> _TO DO_
For every entry below, give an exact repeat and leave out the pictures.

[Web page and app entries]
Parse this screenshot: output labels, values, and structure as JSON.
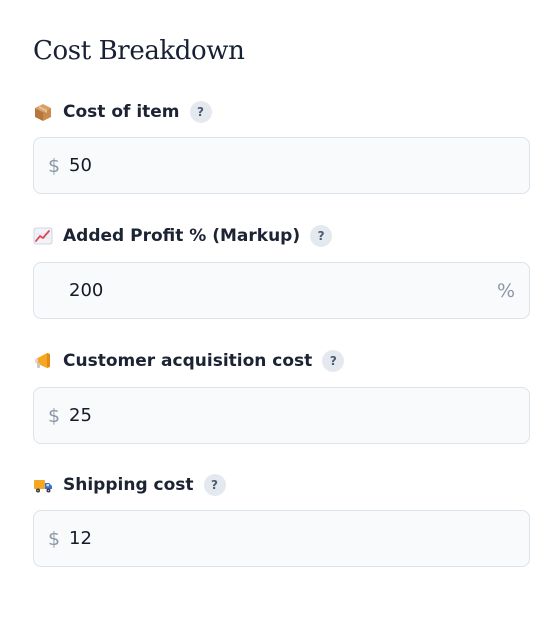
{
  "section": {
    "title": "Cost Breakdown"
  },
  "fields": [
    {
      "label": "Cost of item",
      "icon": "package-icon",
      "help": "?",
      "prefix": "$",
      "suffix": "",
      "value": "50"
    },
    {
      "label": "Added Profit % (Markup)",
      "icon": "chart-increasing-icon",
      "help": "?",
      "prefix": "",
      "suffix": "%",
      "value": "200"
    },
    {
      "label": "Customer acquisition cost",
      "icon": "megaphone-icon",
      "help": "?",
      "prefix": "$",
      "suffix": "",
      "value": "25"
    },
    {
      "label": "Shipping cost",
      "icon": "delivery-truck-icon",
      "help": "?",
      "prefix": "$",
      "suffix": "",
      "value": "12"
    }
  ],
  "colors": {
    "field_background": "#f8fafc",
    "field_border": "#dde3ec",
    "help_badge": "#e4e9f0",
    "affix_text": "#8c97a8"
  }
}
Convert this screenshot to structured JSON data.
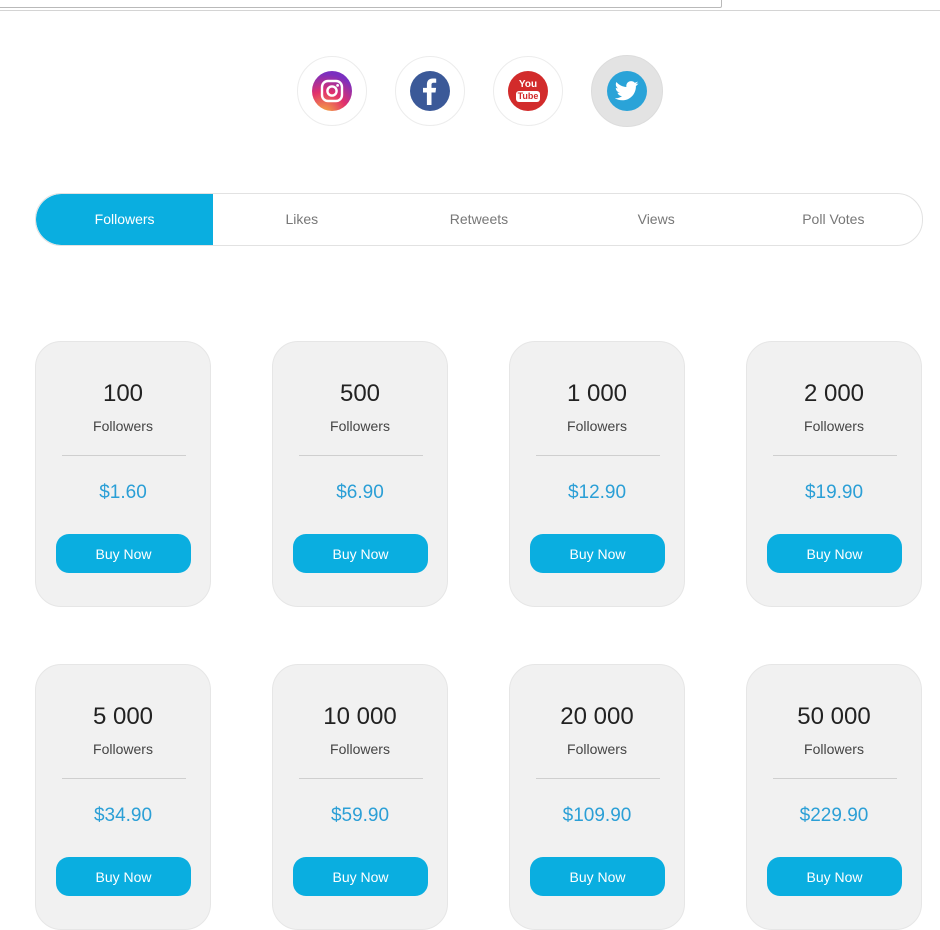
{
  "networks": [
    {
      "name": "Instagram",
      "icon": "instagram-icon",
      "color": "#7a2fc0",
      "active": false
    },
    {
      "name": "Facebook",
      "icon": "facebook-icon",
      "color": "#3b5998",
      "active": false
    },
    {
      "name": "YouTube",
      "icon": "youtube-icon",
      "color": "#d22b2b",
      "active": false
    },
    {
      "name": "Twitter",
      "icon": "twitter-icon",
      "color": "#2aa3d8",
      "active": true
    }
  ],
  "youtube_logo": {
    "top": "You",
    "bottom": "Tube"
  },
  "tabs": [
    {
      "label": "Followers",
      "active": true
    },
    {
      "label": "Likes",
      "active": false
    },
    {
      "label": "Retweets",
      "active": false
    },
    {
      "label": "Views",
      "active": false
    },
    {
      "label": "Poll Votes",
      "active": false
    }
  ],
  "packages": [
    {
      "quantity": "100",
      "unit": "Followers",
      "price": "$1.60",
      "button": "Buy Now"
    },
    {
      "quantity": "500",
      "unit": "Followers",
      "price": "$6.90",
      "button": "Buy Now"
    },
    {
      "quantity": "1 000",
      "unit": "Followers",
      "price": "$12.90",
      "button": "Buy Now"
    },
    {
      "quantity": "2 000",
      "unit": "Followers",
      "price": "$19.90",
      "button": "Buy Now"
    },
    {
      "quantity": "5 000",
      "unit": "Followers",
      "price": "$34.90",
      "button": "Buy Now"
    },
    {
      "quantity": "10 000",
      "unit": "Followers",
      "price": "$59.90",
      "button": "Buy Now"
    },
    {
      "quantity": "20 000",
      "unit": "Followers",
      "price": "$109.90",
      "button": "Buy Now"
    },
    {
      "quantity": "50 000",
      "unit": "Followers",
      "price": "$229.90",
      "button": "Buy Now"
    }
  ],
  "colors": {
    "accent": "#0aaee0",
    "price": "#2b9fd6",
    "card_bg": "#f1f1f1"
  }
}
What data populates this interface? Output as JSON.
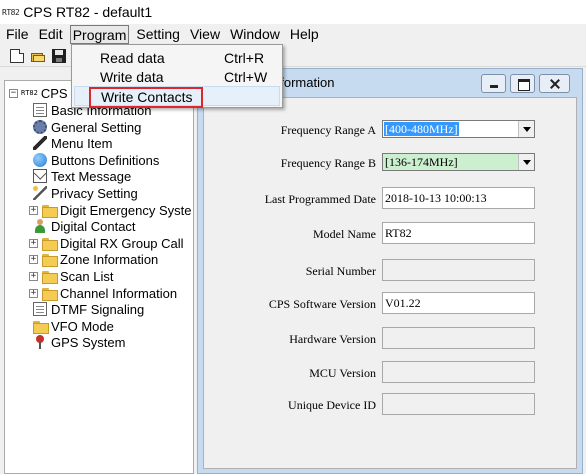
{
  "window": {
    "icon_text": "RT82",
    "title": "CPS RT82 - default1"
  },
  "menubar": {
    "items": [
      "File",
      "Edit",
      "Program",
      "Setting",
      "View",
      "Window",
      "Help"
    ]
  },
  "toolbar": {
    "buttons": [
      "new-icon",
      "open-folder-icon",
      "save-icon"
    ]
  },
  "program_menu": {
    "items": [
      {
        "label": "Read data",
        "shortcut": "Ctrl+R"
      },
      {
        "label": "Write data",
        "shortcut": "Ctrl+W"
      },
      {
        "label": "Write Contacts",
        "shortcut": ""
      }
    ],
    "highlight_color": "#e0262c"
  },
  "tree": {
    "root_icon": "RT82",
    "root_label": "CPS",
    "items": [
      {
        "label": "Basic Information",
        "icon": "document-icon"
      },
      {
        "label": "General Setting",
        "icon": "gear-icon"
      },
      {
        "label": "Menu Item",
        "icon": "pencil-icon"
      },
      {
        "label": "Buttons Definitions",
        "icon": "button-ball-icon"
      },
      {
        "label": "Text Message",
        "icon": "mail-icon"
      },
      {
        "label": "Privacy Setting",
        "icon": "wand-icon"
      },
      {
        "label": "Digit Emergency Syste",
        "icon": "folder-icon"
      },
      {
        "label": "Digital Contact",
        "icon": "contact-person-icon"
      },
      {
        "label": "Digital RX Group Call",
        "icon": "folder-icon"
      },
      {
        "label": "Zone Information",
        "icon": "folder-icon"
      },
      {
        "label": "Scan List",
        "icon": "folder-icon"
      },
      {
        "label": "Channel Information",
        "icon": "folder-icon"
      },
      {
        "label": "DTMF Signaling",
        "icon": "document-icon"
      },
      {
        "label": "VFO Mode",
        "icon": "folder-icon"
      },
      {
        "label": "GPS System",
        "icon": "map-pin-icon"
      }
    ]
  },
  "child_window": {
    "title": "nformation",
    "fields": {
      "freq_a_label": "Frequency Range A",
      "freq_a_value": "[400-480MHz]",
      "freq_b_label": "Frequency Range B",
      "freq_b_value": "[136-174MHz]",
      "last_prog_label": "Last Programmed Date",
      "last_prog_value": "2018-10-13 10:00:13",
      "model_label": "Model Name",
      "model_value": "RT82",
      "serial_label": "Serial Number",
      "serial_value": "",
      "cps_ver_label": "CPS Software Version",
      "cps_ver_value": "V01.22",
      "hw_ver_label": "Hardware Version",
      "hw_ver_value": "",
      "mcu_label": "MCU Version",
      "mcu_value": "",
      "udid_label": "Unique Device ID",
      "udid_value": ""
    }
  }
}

> _WRITTEN RESPONSE_
Parse this screenshot: output labels, values, and structure as JSON.
{
  "section": {
    "title": "Cost Breakdown"
  },
  "fields": [
    {
      "label": "Cost of item",
      "icon": "package-icon",
      "help": "?",
      "prefix": "$",
      "suffix": "",
      "value": "50"
    },
    {
      "label": "Added Profit % (Markup)",
      "icon": "chart-increasing-icon",
      "help": "?",
      "prefix": "",
      "suffix": "%",
      "value": "200"
    },
    {
      "label": "Customer acquisition cost",
      "icon": "megaphone-icon",
      "help": "?",
      "prefix": "$",
      "suffix": "",
      "value": "25"
    },
    {
      "label": "Shipping cost",
      "icon": "delivery-truck-icon",
      "help": "?",
      "prefix": "$",
      "suffix": "",
      "value": "12"
    }
  ],
  "colors": {
    "field_background": "#f8fafc",
    "field_border": "#dde3ec",
    "help_badge": "#e4e9f0",
    "affix_text": "#8c97a8"
  }
}
Convert this screenshot to structured JSON data.
{
  "networks": [
    {
      "name": "Instagram",
      "icon": "instagram-icon",
      "color": "#7a2fc0",
      "active": false
    },
    {
      "name": "Facebook",
      "icon": "facebook-icon",
      "color": "#3b5998",
      "active": false
    },
    {
      "name": "YouTube",
      "icon": "youtube-icon",
      "color": "#d22b2b",
      "active": false
    },
    {
      "name": "Twitter",
      "icon": "twitter-icon",
      "color": "#2aa3d8",
      "active": true
    }
  ],
  "youtube_logo": {
    "top": "You",
    "bottom": "Tube"
  },
  "tabs": [
    {
      "label": "Followers",
      "active": true
    },
    {
      "label": "Likes",
      "active": false
    },
    {
      "label": "Retweets",
      "active": false
    },
    {
      "label": "Views",
      "active": false
    },
    {
      "label": "Poll Votes",
      "active": false
    }
  ],
  "packages": [
    {
      "quantity": "100",
      "unit": "Followers",
      "price": "$1.60",
      "button": "Buy Now"
    },
    {
      "quantity": "500",
      "unit": "Followers",
      "price": "$6.90",
      "button": "Buy Now"
    },
    {
      "quantity": "1 000",
      "unit": "Followers",
      "price": "$12.90",
      "button": "Buy Now"
    },
    {
      "quantity": "2 000",
      "unit": "Followers",
      "price": "$19.90",
      "button": "Buy Now"
    },
    {
      "quantity": "5 000",
      "unit": "Followers",
      "price": "$34.90",
      "button": "Buy Now"
    },
    {
      "quantity": "10 000",
      "unit": "Followers",
      "price": "$59.90",
      "button": "Buy Now"
    },
    {
      "quantity": "20 000",
      "unit": "Followers",
      "price": "$109.90",
      "button": "Buy Now"
    },
    {
      "quantity": "50 000",
      "unit": "Followers",
      "price": "$229.90",
      "button": "Buy Now"
    }
  ],
  "colors": {
    "accent": "#0aaee0",
    "price": "#2b9fd6",
    "card_bg": "#f1f1f1"
  }
}
What data populates this interface? Output as JSON.
{
  "window": {
    "icon_text": "RT82",
    "title": "CPS RT82 - default1"
  },
  "menubar": {
    "items": [
      "File",
      "Edit",
      "Program",
      "Setting",
      "View",
      "Window",
      "Help"
    ]
  },
  "toolbar": {
    "buttons": [
      "new-icon",
      "open-folder-icon",
      "save-icon"
    ]
  },
  "program_menu": {
    "items": [
      {
        "label": "Read data",
        "shortcut": "Ctrl+R"
      },
      {
        "label": "Write data",
        "shortcut": "Ctrl+W"
      },
      {
        "label": "Write Contacts",
        "shortcut": ""
      }
    ],
    "highlight_color": "#e0262c"
  },
  "tree": {
    "root_icon": "RT82",
    "root_label": "CPS",
    "items": [
      {
        "label": "Basic Information",
        "icon": "document-icon"
      },
      {
        "label": "General Setting",
        "icon": "gear-icon"
      },
      {
        "label": "Menu Item",
        "icon": "pencil-icon"
      },
      {
        "label": "Buttons Definitions",
        "icon": "button-ball-icon"
      },
      {
        "label": "Text Message",
        "icon": "mail-icon"
      },
      {
        "label": "Privacy Setting",
        "icon": "wand-icon"
      },
      {
        "label": "Digit Emergency Syste",
        "icon": "folder-icon"
      },
      {
        "label": "Digital Contact",
        "icon": "contact-person-icon"
      },
      {
        "label": "Digital RX Group Call",
        "icon": "folder-icon"
      },
      {
        "label": "Zone Information",
        "icon": "folder-icon"
      },
      {
        "label": "Scan List",
        "icon": "folder-icon"
      },
      {
        "label": "Channel Information",
        "icon": "folder-icon"
      },
      {
        "label": "DTMF Signaling",
        "icon": "document-icon"
      },
      {
        "label": "VFO Mode",
        "icon": "folder-icon"
      },
      {
        "label": "GPS System",
        "icon": "map-pin-icon"
      }
    ]
  },
  "child_window": {
    "title": "nformation",
    "fields": {
      "freq_a_label": "Frequency Range A",
      "freq_a_value": "[400-480MHz]",
      "freq_b_label": "Frequency Range B",
      "freq_b_value": "[136-174MHz]",
      "last_prog_label": "Last Programmed Date",
      "last_prog_value": "2018-10-13 10:00:13",
      "model_label": "Model Name",
      "model_value": "RT82",
      "serial_label": "Serial Number",
      "serial_value": "",
      "cps_ver_label": "CPS Software Version",
      "cps_ver_value": "V01.22",
      "hw_ver_label": "Hardware Version",
      "hw_ver_value": "",
      "mcu_label": "MCU Version",
      "mcu_value": "",
      "udid_label": "Unique Device ID",
      "udid_value": ""
    }
  }
}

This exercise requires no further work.